--- ACTIVITY ---
What is needed here is a faithful repeat of every entry, with no character changed.

-- MATERIAL PROVIDED follows --

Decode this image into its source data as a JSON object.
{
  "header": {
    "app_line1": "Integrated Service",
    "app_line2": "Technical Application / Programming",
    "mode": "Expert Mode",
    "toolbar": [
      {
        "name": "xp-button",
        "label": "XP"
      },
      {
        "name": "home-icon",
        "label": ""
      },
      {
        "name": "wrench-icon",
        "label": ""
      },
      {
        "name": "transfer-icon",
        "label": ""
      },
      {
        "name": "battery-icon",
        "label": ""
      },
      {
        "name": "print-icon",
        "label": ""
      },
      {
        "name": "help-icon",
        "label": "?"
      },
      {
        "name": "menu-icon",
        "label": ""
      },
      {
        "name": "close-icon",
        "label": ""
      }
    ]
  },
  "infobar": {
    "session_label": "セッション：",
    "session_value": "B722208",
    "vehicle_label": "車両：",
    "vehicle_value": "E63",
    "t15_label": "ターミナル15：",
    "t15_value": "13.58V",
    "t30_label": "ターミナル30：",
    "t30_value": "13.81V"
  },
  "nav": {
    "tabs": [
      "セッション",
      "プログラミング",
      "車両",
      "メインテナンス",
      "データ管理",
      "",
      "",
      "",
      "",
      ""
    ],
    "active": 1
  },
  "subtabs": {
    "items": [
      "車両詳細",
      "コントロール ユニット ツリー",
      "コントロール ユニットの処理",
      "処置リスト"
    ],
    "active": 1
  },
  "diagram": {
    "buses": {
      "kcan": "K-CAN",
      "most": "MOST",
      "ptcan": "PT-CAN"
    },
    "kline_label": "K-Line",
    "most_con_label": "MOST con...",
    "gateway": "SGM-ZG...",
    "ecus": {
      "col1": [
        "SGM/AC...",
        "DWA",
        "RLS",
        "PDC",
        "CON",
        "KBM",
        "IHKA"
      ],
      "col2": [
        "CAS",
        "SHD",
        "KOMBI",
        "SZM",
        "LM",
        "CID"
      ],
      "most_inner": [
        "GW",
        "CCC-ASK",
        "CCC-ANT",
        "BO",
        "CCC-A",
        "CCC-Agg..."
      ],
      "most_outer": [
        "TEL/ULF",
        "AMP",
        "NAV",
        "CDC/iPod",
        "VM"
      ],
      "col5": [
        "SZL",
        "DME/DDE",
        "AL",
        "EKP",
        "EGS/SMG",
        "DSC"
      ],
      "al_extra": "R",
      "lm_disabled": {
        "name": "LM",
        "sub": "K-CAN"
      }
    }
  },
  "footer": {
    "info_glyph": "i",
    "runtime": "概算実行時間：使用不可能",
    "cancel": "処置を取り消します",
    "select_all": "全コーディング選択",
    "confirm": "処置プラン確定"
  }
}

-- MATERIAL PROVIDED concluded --

--- FINISHED TASK ---
Decode this image into its source data as a JSON object.
{
  "header": {
    "app_line1": "Integrated Service",
    "app_line2": "Technical Application / Programming",
    "mode": "Expert Mode",
    "toolbar": [
      {
        "name": "xp-button",
        "label": "XP"
      },
      {
        "name": "home-icon",
        "label": ""
      },
      {
        "name": "wrench-icon",
        "label": ""
      },
      {
        "name": "transfer-icon",
        "label": ""
      },
      {
        "name": "battery-icon",
        "label": ""
      },
      {
        "name": "print-icon",
        "label": ""
      },
      {
        "name": "help-icon",
        "label": "?"
      },
      {
        "name": "menu-icon",
        "label": ""
      },
      {
        "name": "close-icon",
        "label": ""
      }
    ]
  },
  "infobar": {
    "session_label": "セッション：",
    "session_value": "B722208",
    "vehicle_label": "車両：",
    "vehicle_value": "E63",
    "t15_label": "ターミナル15：",
    "t15_value": "13.58V",
    "t30_label": "ターミナル30：",
    "t30_value": "13.81V"
  },
  "nav": {
    "tabs": [
      "セッション",
      "プログラミング",
      "車両",
      "メインテナンス",
      "データ管理",
      "",
      "",
      "",
      "",
      ""
    ],
    "active": 1
  },
  "subtabs": {
    "items": [
      "車両詳細",
      "コントロール ユニット ツリー",
      "コントロール ユニットの処理",
      "処置リスト"
    ],
    "active": 1
  },
  "diagram": {
    "buses": {
      "kcan": "K-CAN",
      "most": "MOST",
      "ptcan": "PT-CAN"
    },
    "kline_label": "K-Line",
    "most_con_label": "MOST con...",
    "gateway": "SGM-ZG...",
    "ecus": {
      "col1": [
        "SGM/AC...",
        "DWA",
        "RLS",
        "PDC",
        "CON",
        "KBM",
        "IHKA"
      ],
      "col2": [
        "CAS",
        "SHD",
        "KOMBI",
        "SZM",
        "LM",
        "CID"
      ],
      "most_inner": [
        "GW",
        "CCC-ASK",
        "CCC-ANT",
        "BO",
        "CCC-A",
        "CCC-Agg..."
      ],
      "most_outer": [
        "TEL/ULF",
        "AMP",
        "NAV",
        "CDC/iPod",
        "VM"
      ],
      "col5": [
        "SZL",
        "DME/DDE",
        "AL",
        "EKP",
        "EGS/SMG",
        "DSC"
      ],
      "al_extra": "R",
      "lm_disabled": {
        "name": "LM",
        "sub": "K-CAN"
      }
    }
  },
  "footer": {
    "info_glyph": "i",
    "runtime": "概算実行時間：使用不可能",
    "cancel": "処置を取り消します",
    "select_all": "全コーディング選択",
    "confirm": "処置プラン確定"
  }
}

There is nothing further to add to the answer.